EXERCISE DESCRIPTION ▸ The data must be returned in full and exactly as given.

Component data from apps and pages
^^^^
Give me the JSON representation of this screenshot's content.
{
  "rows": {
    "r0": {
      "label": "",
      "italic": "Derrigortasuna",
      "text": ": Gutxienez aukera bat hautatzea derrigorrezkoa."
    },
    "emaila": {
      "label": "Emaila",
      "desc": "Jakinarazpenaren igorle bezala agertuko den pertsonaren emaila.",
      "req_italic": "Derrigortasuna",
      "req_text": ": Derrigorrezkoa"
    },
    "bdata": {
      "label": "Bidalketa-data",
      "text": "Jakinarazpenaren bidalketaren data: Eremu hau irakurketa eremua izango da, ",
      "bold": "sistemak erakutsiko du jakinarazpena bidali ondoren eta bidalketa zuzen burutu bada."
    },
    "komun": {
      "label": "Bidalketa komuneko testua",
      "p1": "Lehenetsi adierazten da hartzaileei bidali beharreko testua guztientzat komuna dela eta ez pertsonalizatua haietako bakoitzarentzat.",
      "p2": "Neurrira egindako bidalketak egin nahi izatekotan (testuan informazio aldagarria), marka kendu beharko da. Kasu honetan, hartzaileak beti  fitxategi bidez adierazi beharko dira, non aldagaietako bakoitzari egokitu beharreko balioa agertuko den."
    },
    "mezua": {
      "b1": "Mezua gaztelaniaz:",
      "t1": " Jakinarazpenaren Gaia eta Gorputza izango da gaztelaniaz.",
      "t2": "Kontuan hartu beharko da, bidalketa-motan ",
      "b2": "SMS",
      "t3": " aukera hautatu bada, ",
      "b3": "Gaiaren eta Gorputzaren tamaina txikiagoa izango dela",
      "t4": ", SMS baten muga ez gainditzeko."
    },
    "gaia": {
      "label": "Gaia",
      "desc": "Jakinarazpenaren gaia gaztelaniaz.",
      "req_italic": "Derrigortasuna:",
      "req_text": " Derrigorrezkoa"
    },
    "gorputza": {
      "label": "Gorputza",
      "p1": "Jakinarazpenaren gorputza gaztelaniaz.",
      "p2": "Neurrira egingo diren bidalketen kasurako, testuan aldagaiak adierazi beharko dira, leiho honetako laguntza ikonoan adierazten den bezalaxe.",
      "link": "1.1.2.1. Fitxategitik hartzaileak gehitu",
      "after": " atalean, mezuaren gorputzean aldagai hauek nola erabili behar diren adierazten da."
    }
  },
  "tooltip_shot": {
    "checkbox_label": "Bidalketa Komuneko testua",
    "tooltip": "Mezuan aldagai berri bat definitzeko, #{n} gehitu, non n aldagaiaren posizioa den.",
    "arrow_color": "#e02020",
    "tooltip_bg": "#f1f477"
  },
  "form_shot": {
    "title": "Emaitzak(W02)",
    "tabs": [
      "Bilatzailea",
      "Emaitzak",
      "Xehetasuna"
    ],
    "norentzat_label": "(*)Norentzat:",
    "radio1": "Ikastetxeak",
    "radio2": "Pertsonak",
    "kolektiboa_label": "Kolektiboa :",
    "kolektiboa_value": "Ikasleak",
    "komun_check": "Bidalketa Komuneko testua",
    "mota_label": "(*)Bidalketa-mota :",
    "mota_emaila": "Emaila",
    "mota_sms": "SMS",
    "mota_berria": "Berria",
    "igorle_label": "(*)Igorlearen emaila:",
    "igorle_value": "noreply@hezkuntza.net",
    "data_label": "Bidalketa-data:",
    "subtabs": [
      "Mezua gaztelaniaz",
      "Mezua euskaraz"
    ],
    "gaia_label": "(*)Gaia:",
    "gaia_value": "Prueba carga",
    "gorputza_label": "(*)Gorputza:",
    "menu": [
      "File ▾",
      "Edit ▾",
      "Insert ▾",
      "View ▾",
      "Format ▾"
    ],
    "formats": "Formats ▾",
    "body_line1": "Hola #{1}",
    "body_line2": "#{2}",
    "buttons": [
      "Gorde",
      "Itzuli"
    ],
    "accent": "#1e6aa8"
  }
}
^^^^
ANSWER SPACE ▸
Give me the JSON representation of this screenshot's content.
{
  "rows": {
    "r0": {
      "label": "",
      "italic": "Derrigortasuna",
      "text": ": Gutxienez aukera bat hautatzea derrigorrezkoa."
    },
    "emaila": {
      "label": "Emaila",
      "desc": "Jakinarazpenaren igorle bezala agertuko den pertsonaren emaila.",
      "req_italic": "Derrigortasuna",
      "req_text": ": Derrigorrezkoa"
    },
    "bdata": {
      "label": "Bidalketa-data",
      "text": "Jakinarazpenaren bidalketaren data: Eremu hau irakurketa eremua izango da, ",
      "bold": "sistemak erakutsiko du jakinarazpena bidali ondoren eta bidalketa zuzen burutu bada."
    },
    "komun": {
      "label": "Bidalketa komuneko testua",
      "p1": "Lehenetsi adierazten da hartzaileei bidali beharreko testua guztientzat komuna dela eta ez pertsonalizatua haietako bakoitzarentzat.",
      "p2": "Neurrira egindako bidalketak egin nahi izatekotan (testuan informazio aldagarria), marka kendu beharko da. Kasu honetan, hartzaileak beti  fitxategi bidez adierazi beharko dira, non aldagaietako bakoitzari egokitu beharreko balioa agertuko den."
    },
    "mezua": {
      "b1": "Mezua gaztelaniaz:",
      "t1": " Jakinarazpenaren Gaia eta Gorputza izango da gaztelaniaz.",
      "t2": "Kontuan hartu beharko da, bidalketa-motan ",
      "b2": "SMS",
      "t3": " aukera hautatu bada, ",
      "b3": "Gaiaren eta Gorputzaren tamaina txikiagoa izango dela",
      "t4": ", SMS baten muga ez gainditzeko."
    },
    "gaia": {
      "label": "Gaia",
      "desc": "Jakinarazpenaren gaia gaztelaniaz.",
      "req_italic": "Derrigortasuna:",
      "req_text": " Derrigorrezkoa"
    },
    "gorputza": {
      "label": "Gorputza",
      "p1": "Jakinarazpenaren gorputza gaztelaniaz.",
      "p2": "Neurrira egingo diren bidalketen kasurako, testuan aldagaiak adierazi beharko dira, leiho honetako laguntza ikonoan adierazten den bezalaxe.",
      "link": "1.1.2.1. Fitxategitik hartzaileak gehitu",
      "after": " atalean, mezuaren gorputzean aldagai hauek nola erabili behar diren adierazten da."
    }
  },
  "tooltip_shot": {
    "checkbox_label": "Bidalketa Komuneko testua",
    "tooltip": "Mezuan aldagai berri bat definitzeko, #{n} gehitu, non n aldagaiaren posizioa den.",
    "arrow_color": "#e02020",
    "tooltip_bg": "#f1f477"
  },
  "form_shot": {
    "title": "Emaitzak(W02)",
    "tabs": [
      "Bilatzailea",
      "Emaitzak",
      "Xehetasuna"
    ],
    "norentzat_label": "(*)Norentzat:",
    "radio1": "Ikastetxeak",
    "radio2": "Pertsonak",
    "kolektiboa_label": "Kolektiboa :",
    "kolektiboa_value": "Ikasleak",
    "komun_check": "Bidalketa Komuneko testua",
    "mota_label": "(*)Bidalketa-mota :",
    "mota_emaila": "Emaila",
    "mota_sms": "SMS",
    "mota_berria": "Berria",
    "igorle_label": "(*)Igorlearen emaila:",
    "igorle_value": "noreply@hezkuntza.net",
    "data_label": "Bidalketa-data:",
    "subtabs": [
      "Mezua gaztelaniaz",
      "Mezua euskaraz"
    ],
    "gaia_label": "(*)Gaia:",
    "gaia_value": "Prueba carga",
    "gorputza_label": "(*)Gorputza:",
    "menu": [
      "File ▾",
      "Edit ▾",
      "Insert ▾",
      "View ▾",
      "Format ▾"
    ],
    "formats": "Formats ▾",
    "body_line1": "Hola #{1}",
    "body_line2": "#{2}",
    "buttons": [
      "Gorde",
      "Itzuli"
    ],
    "accent": "#1e6aa8"
  }
}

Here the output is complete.